A surgical procedure aimed to increase the foraminal canal and relieve aggravated nerve roots by eliminating excessive bone, vertebral disc material, and other spinal irregularities.

What is a Foraminectomy?

  • Alleviates pressure on spinal nerves pinched from foraminal stenosis, or a narrowed foraminal nerve opening.
  • The abnormal structures that are narrowing the foraminal canal are completely removed to decompress the affected nerves. Any bones, tissues, disc material, or excessive ligament are removed.
  • Foraminectomy is usually combined with a laminectomy (lamina bone is removed), discectomy (vertebral disc is removed), or both. A spinal fusion may also be performed if instability of the spine may become an issue.
  • Procedure is minimally-invasive.

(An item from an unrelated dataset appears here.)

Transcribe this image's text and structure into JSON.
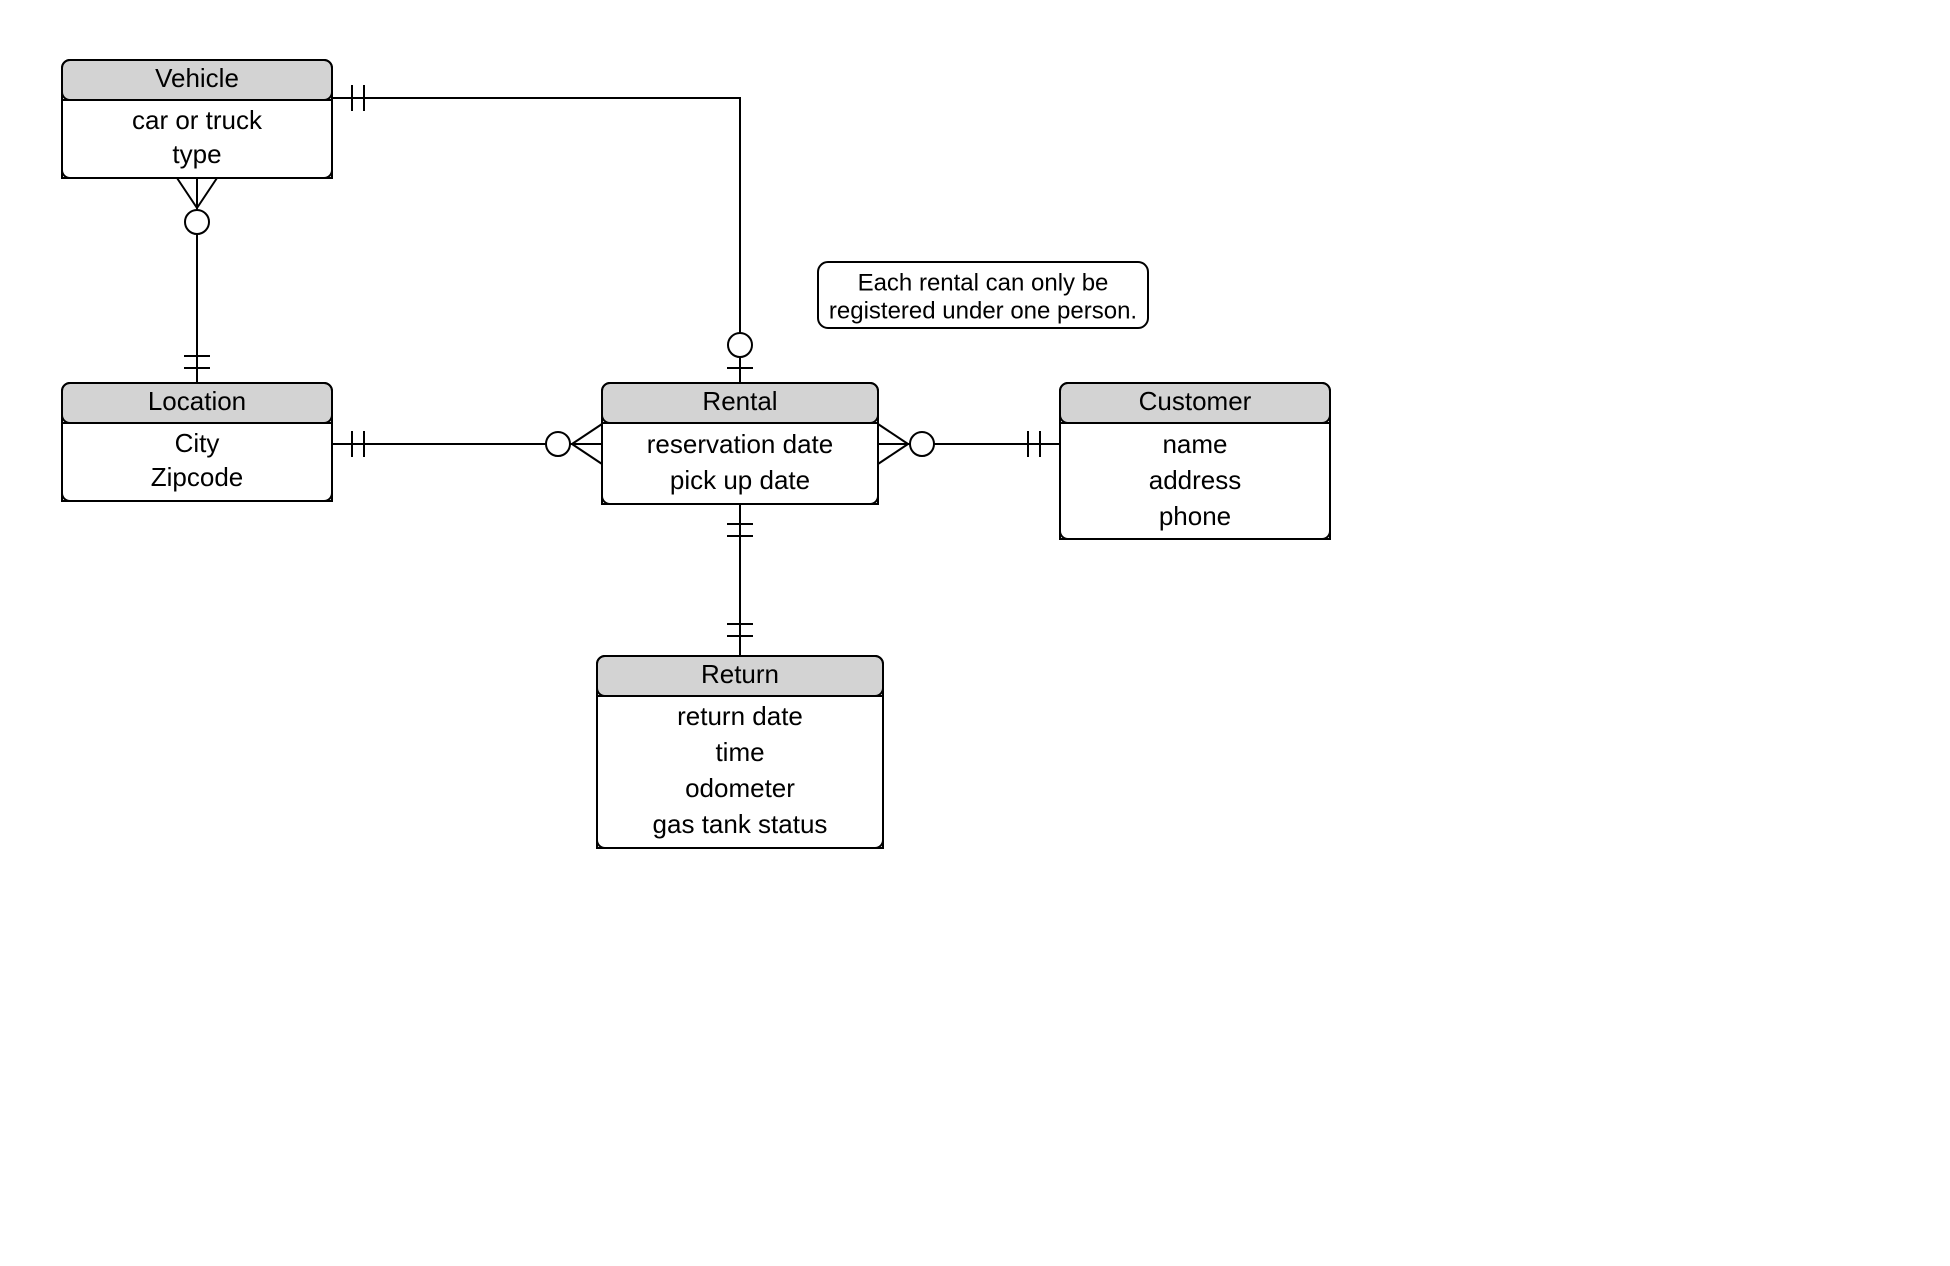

Foraminectomy is a spinal procedure that decompresses spinal nerves pinched by bone, tissues, disc material, and other spinal abnormalities that have narrowed the foraminal canal. The procedure removes all of the irregularities and may be combined with another procedure to fully decompress the pinched nerves. Foraminectomy differs from foraminotomy in that it removes more spinal irregularities and is almost always combined with a laminectomy, a procedure that removes the lamina bone.

The foraminal canal refers to the openings in the vertebrae where nerve roots leave the spine and into the specific areas of the body. With foraminal stenosis, the foramen in a set of one or more vertebrae is narrowed from anomalies in the spine, which pinches nerve roots and causing pain. Foraminal stenosis may occur from different spinal conditions, but commonly happen from degenerative disc disease, herniated or bulging discs, spondylosis, and facet joint syndrome.

Most patients requiring foraminectomy have foraminal stenosis for at least 3 to 6 months, and experience debilitating symptoms that may affect their quality of life. Spinal conditions that cause foraminal stenosis may occur from aging, injuries, sudden trauma, repetitive physical activity, wear and tear, and spinal tumors. Patients usually experience pain of varying degrees that is constant, sharp, dull, throbbing, or shooting.

What does it treat?

  • Foraminal Stenosis
  • Degenerative Disc Disease
  • Spondylosis
  • Herniated or Bulging Discs
  • Pinched Nerve

Who are good candidates?

Candidates for foraminectomy may have different spinal conditions, but most are afflicted with foraminal stenosis. Ideal candidates should have neck or back pain for at least 3 to 6 months and experience one or more of the following symptoms:

  • Acute or chronic pain in the neck or back of varying strength that is constant, dull, deep, throbbing, sharp, shooting, or radiating to the extremities
  • Pain that radiates from the lower back and into the buttocks, legs, calves, feet, and/or toes
  • Pain that radiates from the neck and into the shoulders, arms, hands, and/or fingers
  • Weakness, numbness, and/or tingling sensation felt in the back, neck, and/or extremities
  • Limited motor functions
  • Limited ability to perform daily activities or being involved with physical activity
  • Pain while standing, walking, or sitting for periods of time
  • History of attempting conservative methods of treatment that have failed to relieve pain and other symptoms

Good candidates for foraminectomy must understand that physical therapy may be included in their recovery process, and should be positive towards successful pain improvement and management.

What is the procedure like?

During the foraminectomy, the patient will be under general anesthesia. Contingent on the patient's case, the procedure normally takes about 1 to 2 hours to complete.

The following are the general steps of the foraminectomy procedure:

  • The area of the back or neck is prepped for the incision. A one to three inch incision is made, and then the skin, muscles, and tissues are divided to expose the affected region.
  • The laminotomy, which removes a small amount of bone on the back of the vertebrae, is removed to show the foraminal canal. Irregular spinal structures are removed to relax the pinched nerve roots.
  • A microdiscectomy or discectomy, which partially or completely removes a bulging or herniated disc, is now performed, if applicable. A spinal fusion may also be done now if instability may become a problem in the future.
  • Now that the pinched nerves are decompressed, the surgeon ends the procedure with closing the incision with sutures.